The book tells the story of the Indigenous Aanaar Saami language (around 350 speakers) and cultural revitalisation in Finland. It offers a new language revitalisation method that can be used with Indigenous and minority languages, especially in cases where the native language has been lost among people of a working age. The book gives practical examples as well as a theoretical frame of reference for how to plan, organise and implement an intensive language programme for adults who already have professional training. It is the first time that a process of revitalisation of a very small language has been systematically described from the beginning; it is a small-scale success story. The book finishes with self-reflection and cautious recommendations for Indigenous peoples and minorities who want to revive or revitalise their languages.
Mahalo nui loa to the authors of this important book! Ancestral languages are crucial components of healthy indigenous communities. Yet once a language is lost among childbearing adults, it seems impossible to gain it back again. Developing a resource of fluent second language speaking adults is the answer. This work tells how to reach that crucial step - and with very small languages. E ola na ?olelo ?oiwi a kakou!
- Kauanoe Kamana and William H. Wilson, founding members of the ?Aha Punana Leo, Hawai?i, USA
This book is a wonder! - the uplifting story of a program that has made a very major difference in the revitalization of Aanaar Saami, through the empowerment of the Missing Generations of speakers - the adults who could, once they learn the language, teach or raise children in the endangered language. This account demonstrates how the vision and energy of a few can have a powerful effect on language and cultural survival. Three cheers for Marja-Liisa Olthuis and the brave women who worked with her! What a difference they have made. This is a must-read for all communities and their friends who are trying to revitalize their endangered languages.

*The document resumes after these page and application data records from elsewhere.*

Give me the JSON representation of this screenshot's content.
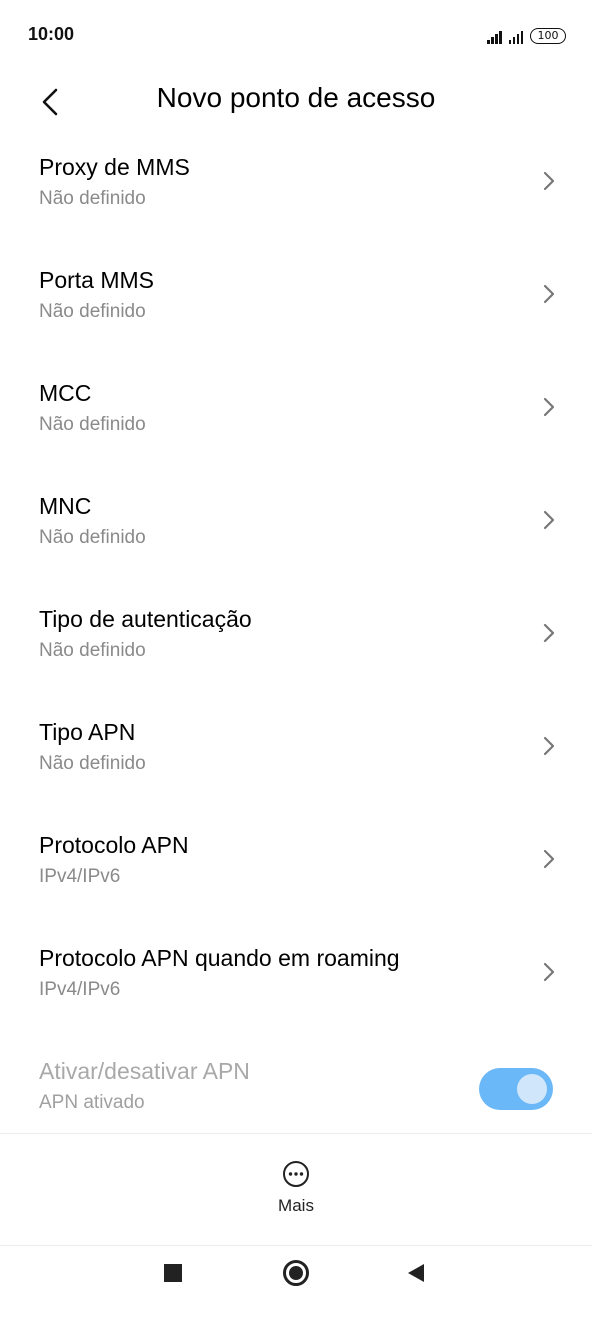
{
  "status_bar": {
    "time": "10:00",
    "battery": "100"
  },
  "header": {
    "title": "Novo ponto de acesso",
    "back_icon": "chevron-left-icon"
  },
  "settings": [
    {
      "title": "Proxy de MMS",
      "value": "Não definido"
    },
    {
      "title": "Porta MMS",
      "value": "Não definido"
    },
    {
      "title": "MCC",
      "value": "Não definido"
    },
    {
      "title": "MNC",
      "value": "Não definido"
    },
    {
      "title": "Tipo de autenticação",
      "value": "Não definido"
    },
    {
      "title": "Tipo APN",
      "value": "Não definido"
    },
    {
      "title": "Protocolo APN",
      "value": "IPv4/IPv6"
    },
    {
      "title": "Protocolo APN quando em roaming",
      "value": "IPv4/IPv6"
    }
  ],
  "apn_toggle": {
    "title": "Ativar/desativar APN",
    "value": "APN ativado",
    "enabled": true,
    "accent_color": "#6ab8f7"
  },
  "bottom_action": {
    "label": "Mais",
    "icon": "more-horizontal-icon"
  },
  "nav_bar": {
    "recents_icon": "square-icon",
    "home_icon": "circle-icon",
    "back_icon": "triangle-back-icon"
  }
}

Leanne Hinton, Professor Emerita, University of California at Berkeley, USA
- Founding member of the Advocates for Indigenous California Language Survival
Chock-full of on-the-ground experience, Olthuis, Kivelä and Skutnabb-Kangas present a research-based model for language revitalization among a critical age group: professional adults. Meticulously detailed, the book takes readers inside the Aanaar Saami language education program, introducing its strategies, management and the dedicated learners and master teachers at its heart. The authors' message is clear: yes, it is possible to recover a 'small' minoritized language! Recognizing that every community must chart its own way, the authors offer a practical, hopeful account with invaluable language revitalization lessons.

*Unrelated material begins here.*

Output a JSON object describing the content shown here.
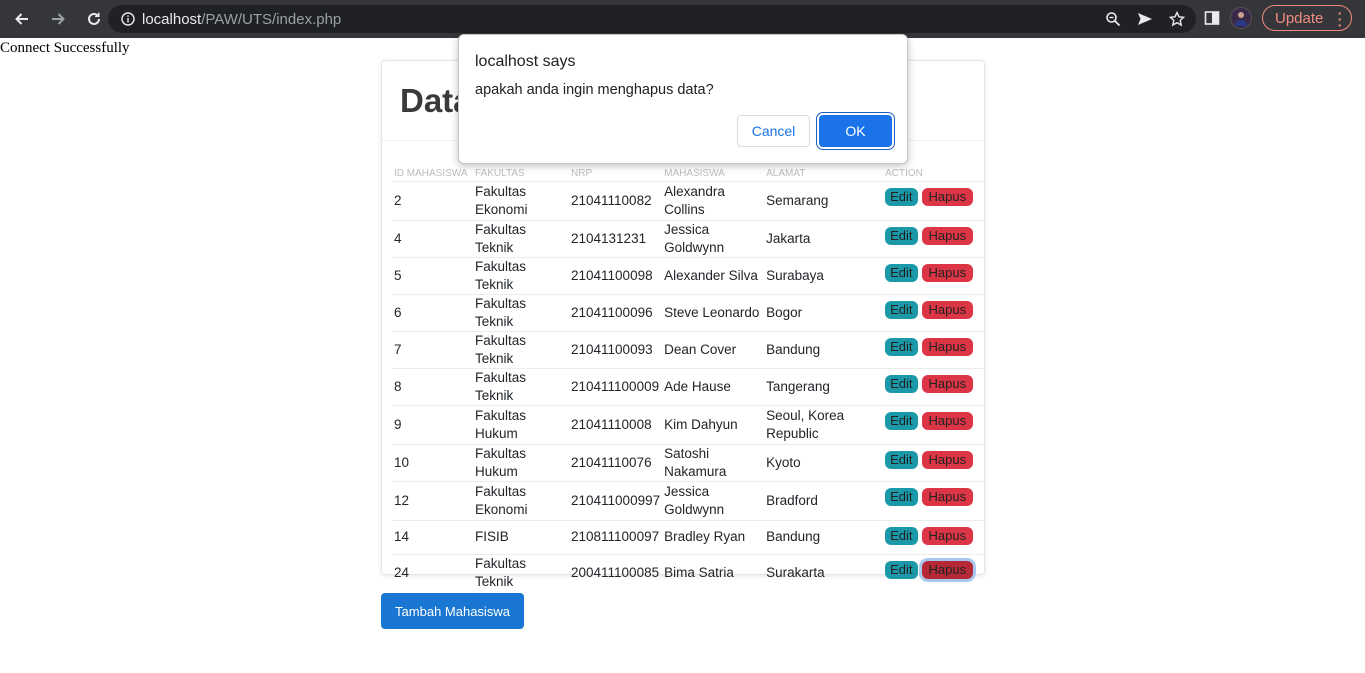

- Teresa L. McCarty, G.F. Kneller Chair in Education and Anthropology, University of California-Los Angeles, USA
The authors describe the many obstacles faced by anyone interested in indigenous language revitalization, especially the lack of teaching materials, that need to be overcome and offer valuable insights on how this can be done.
- Jon Reyhner, Northern Arizona University, USA to be published in the Magazine of the National Association for Bilingual Education

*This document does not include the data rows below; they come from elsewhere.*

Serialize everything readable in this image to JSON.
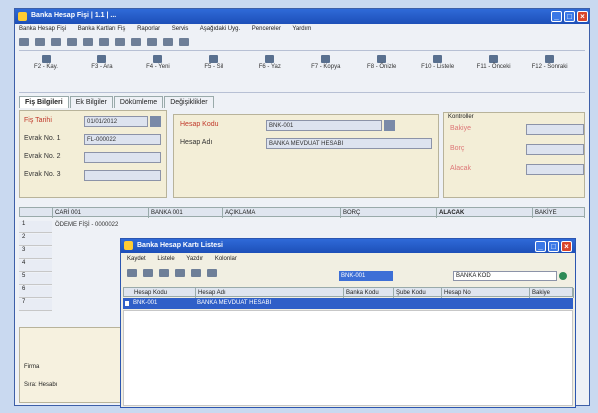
{
  "main_window": {
    "title": "Banka Hesap Fişi | 1.1 | ...",
    "menu": [
      "Banka Hesap Fişi",
      "Banka Kartları Fiş",
      "Raporlar",
      "Servis",
      "Aşağıdaki Uyg.",
      "Pencereler",
      "Yardım"
    ],
    "toolbar": [
      {
        "label": "F2 - Kay.",
        "icon": "save-icon"
      },
      {
        "label": "F3 - Ara",
        "icon": "search-icon"
      },
      {
        "label": "F4 - Yeni",
        "icon": "new-icon"
      },
      {
        "label": "F5 - Sil",
        "icon": "delete-icon"
      },
      {
        "label": "F6 - Yaz",
        "icon": "print-icon"
      },
      {
        "label": "F7 - Kopya",
        "icon": "copy-icon"
      },
      {
        "label": "F8 - Önizle",
        "icon": "preview-icon"
      },
      {
        "label": "F10 - Listele",
        "icon": "list-icon"
      },
      {
        "label": "F11 - Önceki",
        "icon": "prev-icon"
      },
      {
        "label": "F12 - Sonraki",
        "icon": "next-icon"
      }
    ],
    "tabs": [
      "Fiş Bilgileri",
      "Ek Bilgiler",
      "Dökümleme",
      "Değişiklikler"
    ],
    "left_fields": {
      "fis_tarihi_label": "Fiş Tarihi",
      "fis_tarihi_value": "01/01/2012",
      "evrak_no_label": "Evrak No. 1",
      "evrak_no_value": "FL-000022",
      "evrak_no2_label": "Evrak No. 2",
      "evrak_no3_label": "Evrak No. 3"
    },
    "mid_fields": {
      "hesap_kodu_label": "Hesap Kodu",
      "hesap_kodu_value": "BNK-001",
      "hesap_adi_label": "Hesap Adı",
      "hesap_adi_value": "BANKA MEVDUAT HESABI"
    },
    "right_panel": {
      "title": "Kontroller",
      "rows": [
        "Bakiye",
        "Borç",
        "Alacak"
      ]
    },
    "grid_header": [
      "CARİ 001",
      "BANKA 001",
      "AÇIKLAMA",
      "BORÇ",
      "ALACAK",
      "BAKİYE"
    ],
    "grid_first_row": "ÖDEME FİŞİ - 0000022",
    "row_numbers": [
      "1",
      "2",
      "3",
      "4",
      "5",
      "6",
      "7"
    ]
  },
  "popup_window": {
    "title": "Banka Hesap Kartı Listesi",
    "menu": [
      "Kaydet",
      "Listele",
      "Yazdır",
      "Kolonlar"
    ],
    "filter_value": "BNK-001",
    "filter_select": "BANKA KOD",
    "columns": [
      "Hesap Kodu",
      "Hesap Adı",
      "Banka Kodu",
      "Şube Kodu",
      "Hesap No",
      "Bakiye"
    ],
    "selected_row": [
      "BNK-001",
      "BANKA MEVDUAT HESABI",
      "",
      "",
      "",
      ""
    ]
  },
  "bottom_left": {
    "fields": [
      "Firma",
      "Sıra: Hesabı"
    ]
  }
}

Revitalising indigenous languages: How to recreate a lost generation is a remarkable and inspirational book that chronicles the language revitalization efforts, triumphs, and tribulations of the Complementary Aanaar Saami Language Education (CASLE) program in Finland...It is an engaging book driven by the three authors’ personal experiences, dedication, andcommitment to Aanaar Saami. The book is well suited for language revitalization researchers, graduate students interested in the topic, and ITM community members alike.
- Genevieve Leung, University of San Francisco, USA in Current Issues in Language Planning (2013)
Marja-Liisa Olthuis is University Lecturer at University of Oulu, Finland. Her major interests are the Saami languages, Finnish, language revitalisation, lexicology, second/foreign language teaching and translating.
Suvi Kivelä is a researcher at the Saami Archives in Finland. She has worked as a news broadcaster at YLE, Finland's national public service broadcasting company. She is one of the Complementary Aanaar Saami Language Education graduates.
Tove Skutnabb-Kangas (Emerita) has been actively involved with struggles for language rights for five decades. Her research interests include linguistic human rights, linguistic genocide, linguicism (linguistically argued racism), mother-tongue-based multilingual education and the relationship between linguistic and cultural diversity and biodiversity.